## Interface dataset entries
***
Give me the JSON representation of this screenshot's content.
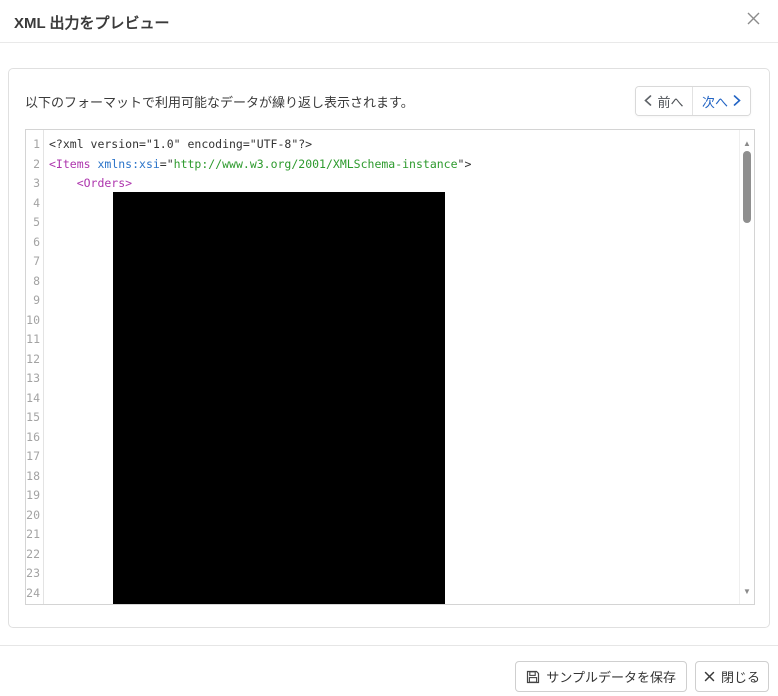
{
  "dialog_title": "XML 出力をプレビュー",
  "preview": {
    "description": "以下のフォーマットで利用可能なデータが繰り返し表示されます。",
    "pager": {
      "prev_label": "前へ",
      "next_label": "次へ"
    }
  },
  "editor": {
    "language": "xml",
    "visible_line_count": 24,
    "lines": [
      {
        "num": 1,
        "segments": [
          {
            "text": "<?xml version=\"1.0\" encoding=\"UTF-8\"?>",
            "style": "plain"
          }
        ]
      },
      {
        "num": 2,
        "segments": [
          {
            "text": "<Items",
            "style": "tag"
          },
          {
            "text": " ",
            "style": "plain"
          },
          {
            "text": "xmlns:xsi",
            "style": "attr"
          },
          {
            "text": "=\"",
            "style": "plain"
          },
          {
            "text": "http://www.w3.org/2001/XMLSchema-instance",
            "style": "string"
          },
          {
            "text": "\">",
            "style": "plain"
          }
        ]
      },
      {
        "num": 3,
        "segments": [
          {
            "text": "    <Orders>",
            "style": "tag"
          }
        ]
      }
    ],
    "redacted_region": true,
    "scrollbar": {
      "up_icon": "▲",
      "down_icon": "▼"
    }
  },
  "footer": {
    "save_button": {
      "icon": "floppy-disk-icon",
      "label": "サンプルデータを保存"
    },
    "close_button": {
      "icon": "x-icon",
      "label": "閉じる"
    }
  },
  "colors": {
    "accent_blue": "#2264c4",
    "syntax_tag": "#ad35ad",
    "syntax_attr": "#2b74c9",
    "syntax_string": "#2d9a2d",
    "syntax_plain": "#333333",
    "scrollbar_thumb": "#8f8f8f"
  }
}
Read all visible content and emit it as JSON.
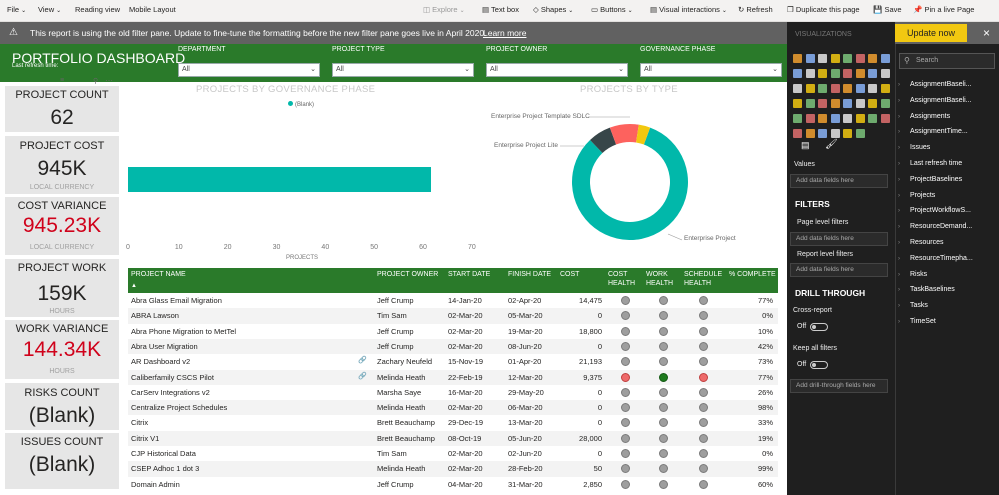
{
  "menu": {
    "file": "File",
    "view": "View",
    "reading_view": "Reading view",
    "mobile_layout": "Mobile Layout",
    "explore": "Explore",
    "text_box": "Text box",
    "shapes": "Shapes",
    "buttons": "Buttons",
    "visual_interactions": "Visual interactions",
    "refresh": "Refresh",
    "duplicate": "Duplicate this page",
    "save": "Save",
    "pin": "Pin a live Page"
  },
  "notice": {
    "text": "This report is using the old filter pane. Update to fine-tune the formatting before the new filter pane goes live in April 2020.",
    "link": "Learn more",
    "update_button": "Update now"
  },
  "header": {
    "title": "PORTFOLIO DASHBOARD",
    "subtitle": "Last refresh time:"
  },
  "slicers": [
    {
      "label": "DEPARTMENT",
      "value": "All"
    },
    {
      "label": "PROJECT TYPE",
      "value": "All"
    },
    {
      "label": "PROJECT OWNER",
      "value": "All"
    },
    {
      "label": "GOVERNANCE PHASE",
      "value": "All"
    }
  ],
  "cards": [
    {
      "label": "PROJECT COUNT",
      "value": "62",
      "sub": ""
    },
    {
      "label": "PROJECT COST",
      "value": "945K",
      "sub": "LOCAL CURRENCY"
    },
    {
      "label": "COST VARIANCE",
      "value": "945.23K",
      "sub": "LOCAL CURRENCY",
      "red": true
    },
    {
      "label": "PROJECT WORK",
      "value": "159K",
      "sub": "HOURS"
    },
    {
      "label": "WORK VARIANCE",
      "value": "144.34K",
      "sub": "HOURS",
      "red": true
    },
    {
      "label": "RISKS COUNT",
      "value": "(Blank)",
      "sub": ""
    },
    {
      "label": "ISSUES COUNT",
      "value": "(Blank)",
      "sub": ""
    }
  ],
  "chart_data": [
    {
      "type": "bar",
      "title": "PROJECTS BY GOVERNANCE PHASE",
      "categories": [
        "(Blank)"
      ],
      "values": [
        62
      ],
      "xlabel": "PROJECTS",
      "legend": [
        "(Blank)"
      ],
      "xlim": [
        0,
        70
      ],
      "xticks": [
        "0",
        "10",
        "20",
        "30",
        "40",
        "50",
        "60",
        "70"
      ],
      "colors": [
        "#01b8aa"
      ]
    },
    {
      "type": "pie",
      "title": "PROJECTS BY TYPE",
      "donut": true,
      "categories": [
        "Enterprise Project",
        "Enterprise Project Lite",
        "Enterprise Project Template SDLC"
      ],
      "values": [
        51,
        4,
        5
      ],
      "extra_slice": 2,
      "colors": [
        "#01b8aa",
        "#374649",
        "#fd625e",
        "#f2c80f"
      ]
    }
  ],
  "table": {
    "headers": [
      "PROJECT NAME",
      "PROJECT OWNER",
      "START DATE",
      "FINISH DATE",
      "COST",
      "COST HEALTH",
      "WORK HEALTH",
      "SCHEDULE HEALTH",
      "% COMPLETE"
    ],
    "rows": [
      {
        "name": "Abra Glass Email Migration",
        "owner": "Jeff Crump",
        "start": "14-Jan-20",
        "finish": "02-Apr-20",
        "cost": "14,475",
        "health": [
          "g",
          "g",
          "g"
        ],
        "pct": "77%"
      },
      {
        "name": "ABRA Lawson",
        "owner": "Tim Sam",
        "start": "02-Mar-20",
        "finish": "05-Mar-20",
        "cost": "0",
        "health": [
          "g",
          "g",
          "g"
        ],
        "pct": "0%"
      },
      {
        "name": "Abra Phone Migration to MetTel",
        "owner": "Jeff Crump",
        "start": "02-Mar-20",
        "finish": "19-Mar-20",
        "cost": "18,800",
        "health": [
          "g",
          "g",
          "g"
        ],
        "pct": "10%"
      },
      {
        "name": "Abra User Migration",
        "owner": "Jeff Crump",
        "start": "02-Mar-20",
        "finish": "08-Jun-20",
        "cost": "0",
        "health": [
          "g",
          "g",
          "g"
        ],
        "pct": "42%"
      },
      {
        "name": "AR Dashboard v2",
        "owner": "Zachary Neufeld",
        "start": "15-Nov-19",
        "finish": "01-Apr-20",
        "cost": "21,193",
        "health": [
          "g",
          "g",
          "g"
        ],
        "pct": "73%",
        "link": true
      },
      {
        "name": "Caliberfamily CSCS Pilot",
        "owner": "Melinda Heath",
        "start": "22-Feb-19",
        "finish": "12-Mar-20",
        "cost": "9,375",
        "health": [
          "r",
          "gr",
          "r"
        ],
        "pct": "77%",
        "link": true
      },
      {
        "name": "CarServ Integrations v2",
        "owner": "Marsha Saye",
        "start": "16-Mar-20",
        "finish": "29-May-20",
        "cost": "0",
        "health": [
          "g",
          "g",
          "g"
        ],
        "pct": "26%"
      },
      {
        "name": "Centralize Project Schedules",
        "owner": "Melinda Heath",
        "start": "02-Mar-20",
        "finish": "06-Mar-20",
        "cost": "0",
        "health": [
          "g",
          "g",
          "g"
        ],
        "pct": "98%"
      },
      {
        "name": "Citrix",
        "owner": "Brett Beauchamp",
        "start": "29-Dec-19",
        "finish": "13-Mar-20",
        "cost": "0",
        "health": [
          "g",
          "g",
          "g"
        ],
        "pct": "33%"
      },
      {
        "name": "Citrix V1",
        "owner": "Brett Beauchamp",
        "start": "08-Oct-19",
        "finish": "05-Jun-20",
        "cost": "28,000",
        "health": [
          "g",
          "g",
          "g"
        ],
        "pct": "19%"
      },
      {
        "name": "CJP Historical Data",
        "owner": "Tim Sam",
        "start": "02-Mar-20",
        "finish": "02-Jun-20",
        "cost": "0",
        "health": [
          "g",
          "g",
          "g"
        ],
        "pct": "0%"
      },
      {
        "name": "CSEP Adhoc 1 dot 3",
        "owner": "Melinda Heath",
        "start": "02-Mar-20",
        "finish": "28-Feb-20",
        "cost": "50",
        "health": [
          "g",
          "g",
          "g"
        ],
        "pct": "99%"
      },
      {
        "name": "Domain Admin",
        "owner": "Jeff Crump",
        "start": "04-Mar-20",
        "finish": "31-Mar-20",
        "cost": "2,850",
        "health": [
          "g",
          "g",
          "g"
        ],
        "pct": "60%"
      }
    ]
  },
  "viz_pane": {
    "title": "VISUALIZATIONS",
    "values": "Values",
    "add_fields": "Add data fields here",
    "filters": "FILTERS",
    "page_filters": "Page level filters",
    "report_filters": "Report level filters",
    "drill": "DRILL THROUGH",
    "cross_report": "Cross-report",
    "off": "Off",
    "keep_filters": "Keep all filters",
    "add_drill": "Add drill-through fields here"
  },
  "fields_pane": {
    "search": "Search",
    "items": [
      "AssignmentBaseli...",
      "AssignmentBaseli...",
      "Assignments",
      "AssignmentTime...",
      "Issues",
      "Last refresh time",
      "ProjectBaselines",
      "Projects",
      "ProjectWorkflowS...",
      "ResourceDemand...",
      "Resources",
      "ResourceTimepha...",
      "Risks",
      "TaskBaselines",
      "Tasks",
      "TimeSet"
    ]
  }
}
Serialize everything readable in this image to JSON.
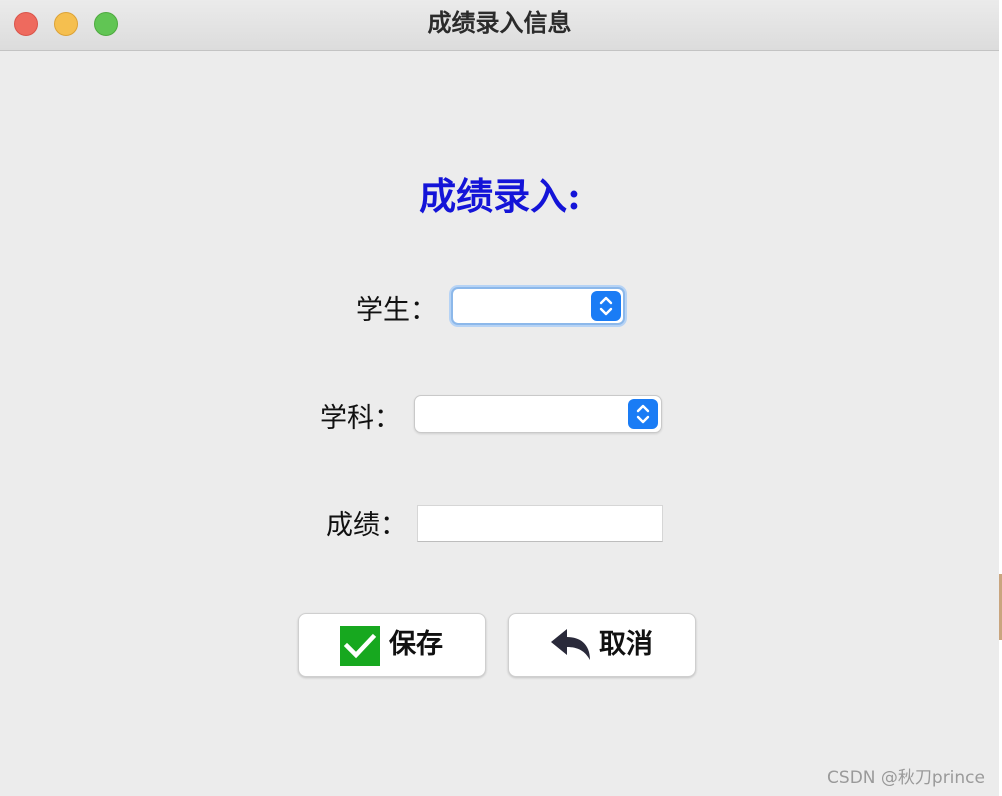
{
  "window": {
    "title": "成绩录入信息"
  },
  "form": {
    "heading": "成绩录入:",
    "student_label": "学生：",
    "student_value": "",
    "subject_label": "学科：",
    "subject_value": "",
    "score_label": "成绩：",
    "score_value": ""
  },
  "buttons": {
    "save_label": "保存",
    "cancel_label": "取消"
  },
  "icons": {
    "save": "check-icon",
    "cancel": "undo-arrow-icon",
    "dropdown": "up-down-chevron-icon"
  },
  "colors": {
    "heading": "#1414d8",
    "accent": "#1a7cf5",
    "check_green": "#17a81f",
    "close": "#ee6a5e",
    "minimize": "#f5bf4f",
    "maximize": "#61c554"
  },
  "watermark": "CSDN @秋刀prince"
}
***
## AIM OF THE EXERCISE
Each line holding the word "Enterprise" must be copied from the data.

## EXERCISE RESPONSE
        "Enterprise Project",
        "Enterprise Project Lite",
        "Enterprise Project Template SDLC"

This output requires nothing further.